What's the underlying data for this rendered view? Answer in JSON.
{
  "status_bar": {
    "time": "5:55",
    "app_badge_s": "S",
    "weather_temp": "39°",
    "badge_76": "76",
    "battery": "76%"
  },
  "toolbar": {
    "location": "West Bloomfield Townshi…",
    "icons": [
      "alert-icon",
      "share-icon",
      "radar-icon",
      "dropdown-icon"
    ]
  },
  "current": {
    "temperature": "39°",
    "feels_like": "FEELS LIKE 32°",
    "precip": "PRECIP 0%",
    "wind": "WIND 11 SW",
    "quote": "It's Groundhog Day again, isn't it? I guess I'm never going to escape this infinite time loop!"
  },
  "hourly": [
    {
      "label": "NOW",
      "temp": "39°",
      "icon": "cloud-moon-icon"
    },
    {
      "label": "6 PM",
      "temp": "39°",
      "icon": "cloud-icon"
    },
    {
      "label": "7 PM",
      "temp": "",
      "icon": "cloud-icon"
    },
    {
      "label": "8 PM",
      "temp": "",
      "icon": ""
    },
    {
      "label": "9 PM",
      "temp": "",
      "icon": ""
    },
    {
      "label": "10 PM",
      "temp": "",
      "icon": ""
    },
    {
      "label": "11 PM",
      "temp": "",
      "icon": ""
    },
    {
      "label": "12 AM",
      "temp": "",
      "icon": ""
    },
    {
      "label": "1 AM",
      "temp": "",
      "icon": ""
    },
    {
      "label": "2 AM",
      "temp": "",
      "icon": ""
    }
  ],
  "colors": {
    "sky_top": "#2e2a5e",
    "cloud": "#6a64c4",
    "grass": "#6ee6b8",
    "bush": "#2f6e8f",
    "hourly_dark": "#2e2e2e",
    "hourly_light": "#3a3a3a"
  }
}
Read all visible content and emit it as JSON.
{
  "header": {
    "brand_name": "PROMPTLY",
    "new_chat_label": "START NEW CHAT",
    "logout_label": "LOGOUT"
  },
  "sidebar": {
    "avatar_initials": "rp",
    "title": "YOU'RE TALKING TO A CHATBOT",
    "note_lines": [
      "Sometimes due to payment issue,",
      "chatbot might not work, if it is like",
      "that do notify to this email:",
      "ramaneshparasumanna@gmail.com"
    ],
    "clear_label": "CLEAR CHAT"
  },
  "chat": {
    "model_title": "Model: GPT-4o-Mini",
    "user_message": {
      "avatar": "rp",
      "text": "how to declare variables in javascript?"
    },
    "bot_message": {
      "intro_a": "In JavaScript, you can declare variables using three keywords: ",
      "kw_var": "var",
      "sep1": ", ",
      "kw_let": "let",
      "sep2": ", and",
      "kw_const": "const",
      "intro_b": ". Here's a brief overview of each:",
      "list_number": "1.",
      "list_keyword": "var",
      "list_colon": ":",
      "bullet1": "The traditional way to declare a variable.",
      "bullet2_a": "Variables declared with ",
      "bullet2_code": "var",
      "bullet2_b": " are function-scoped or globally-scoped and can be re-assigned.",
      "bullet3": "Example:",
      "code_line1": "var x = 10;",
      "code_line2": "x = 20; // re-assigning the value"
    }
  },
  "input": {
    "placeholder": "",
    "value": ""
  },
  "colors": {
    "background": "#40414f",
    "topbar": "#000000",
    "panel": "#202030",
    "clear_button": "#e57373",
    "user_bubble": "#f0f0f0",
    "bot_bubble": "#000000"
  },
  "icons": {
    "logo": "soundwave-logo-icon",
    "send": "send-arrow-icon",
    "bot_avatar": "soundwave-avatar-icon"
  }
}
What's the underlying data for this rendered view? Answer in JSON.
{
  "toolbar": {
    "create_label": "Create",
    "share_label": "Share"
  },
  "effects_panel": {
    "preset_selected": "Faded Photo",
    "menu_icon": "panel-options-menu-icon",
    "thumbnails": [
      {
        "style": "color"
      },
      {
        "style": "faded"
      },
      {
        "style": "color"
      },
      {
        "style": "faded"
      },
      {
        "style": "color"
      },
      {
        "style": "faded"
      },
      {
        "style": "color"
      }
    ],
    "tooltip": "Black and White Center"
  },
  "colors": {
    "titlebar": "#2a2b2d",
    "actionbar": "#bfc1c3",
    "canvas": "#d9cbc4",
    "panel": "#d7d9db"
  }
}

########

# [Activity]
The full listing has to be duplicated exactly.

# [Solution]
What's the underlying data for this rendered view? Answer in JSON.
{
  "status_bar": {
    "time": "5:55",
    "app_badge_s": "S",
    "weather_temp": "39°",
    "badge_76": "76",
    "battery": "76%"
  },
  "toolbar": {
    "location": "West Bloomfield Townshi…",
    "icons": [
      "alert-icon",
      "share-icon",
      "radar-icon",
      "dropdown-icon"
    ]
  },
  "current": {
    "temperature": "39°",
    "feels_like": "FEELS LIKE 32°",
    "precip": "PRECIP 0%",
    "wind": "WIND 11 SW",
    "quote": "It's Groundhog Day again, isn't it? I guess I'm never going to escape this infinite time loop!"
  },
  "hourly": [
    {
      "label": "NOW",
      "temp": "39°",
      "icon": "cloud-moon-icon"
    },
    {
      "label": "6 PM",
      "temp": "39°",
      "icon": "cloud-icon"
    },
    {
      "label": "7 PM",
      "temp": "",
      "icon": "cloud-icon"
    },
    {
      "label": "8 PM",
      "temp": "",
      "icon": ""
    },
    {
      "label": "9 PM",
      "temp": "",
      "icon": ""
    },
    {
      "label": "10 PM",
      "temp": "",
      "icon": ""
    },
    {
      "label": "11 PM",
      "temp": "",
      "icon": ""
    },
    {
      "label": "12 AM",
      "temp": "",
      "icon": ""
    },
    {
      "label": "1 AM",
      "temp": "",
      "icon": ""
    },
    {
      "label": "2 AM",
      "temp": "",
      "icon": ""
    }
  ],
  "colors": {
    "sky_top": "#2e2a5e",
    "cloud": "#6a64c4",
    "grass": "#6ee6b8",
    "bush": "#2f6e8f",
    "hourly_dark": "#2e2e2e",
    "hourly_light": "#3a3a3a"
  }
}
Read all visible content and emit it as JSON.
{
  "header": {
    "brand_name": "PROMPTLY",
    "new_chat_label": "START NEW CHAT",
    "logout_label": "LOGOUT"
  },
  "sidebar": {
    "avatar_initials": "rp",
    "title": "YOU'RE TALKING TO A CHATBOT",
    "note_lines": [
      "Sometimes due to payment issue,",
      "chatbot might not work, if it is like",
      "that do notify to this email:",
      "ramaneshparasumanna@gmail.com"
    ],
    "clear_label": "CLEAR CHAT"
  },
  "chat": {
    "model_title": "Model: GPT-4o-Mini",
    "user_message": {
      "avatar": "rp",
      "text": "how to declare variables in javascript?"
    },
    "bot_message": {
      "intro_a": "In JavaScript, you can declare variables using three keywords: ",
      "kw_var": "var",
      "sep1": ", ",
      "kw_let": "let",
      "sep2": ", and",
      "kw_const": "const",
      "intro_b": ". Here's a brief overview of each:",
      "list_number": "1.",
      "list_keyword": "var",
      "list_colon": ":",
      "bullet1": "The traditional way to declare a variable.",
      "bullet2_a": "Variables declared with ",
      "bullet2_code": "var",
      "bullet2_b": " are function-scoped or globally-scoped and can be re-assigned.",
      "bullet3": "Example:",
      "code_line1": "var x = 10;",
      "code_line2": "x = 20; // re-assigning the value"
    }
  },
  "input": {
    "placeholder": "",
    "value": ""
  },
  "colors": {
    "background": "#40414f",
    "topbar": "#000000",
    "panel": "#202030",
    "clear_button": "#e57373",
    "user_bubble": "#f0f0f0",
    "bot_bubble": "#000000"
  },
  "icons": {
    "logo": "soundwave-logo-icon",
    "send": "send-arrow-icon",
    "bot_avatar": "soundwave-avatar-icon"
  }
}
What's the underlying data for this rendered view? Answer in JSON.
{
  "toolbar": {
    "create_label": "Create",
    "share_label": "Share"
  },
  "effects_panel": {
    "preset_selected": "Faded Photo",
    "menu_icon": "panel-options-menu-icon",
    "thumbnails": [
      {
        "style": "color"
      },
      {
        "style": "faded"
      },
      {
        "style": "color"
      },
      {
        "style": "faded"
      },
      {
        "style": "color"
      },
      {
        "style": "faded"
      },
      {
        "style": "color"
      }
    ],
    "tooltip": "Black and White Center"
  },
  "colors": {
    "titlebar": "#2a2b2d",
    "actionbar": "#bfc1c3",
    "canvas": "#d9cbc4",
    "panel": "#d7d9db"
  }
}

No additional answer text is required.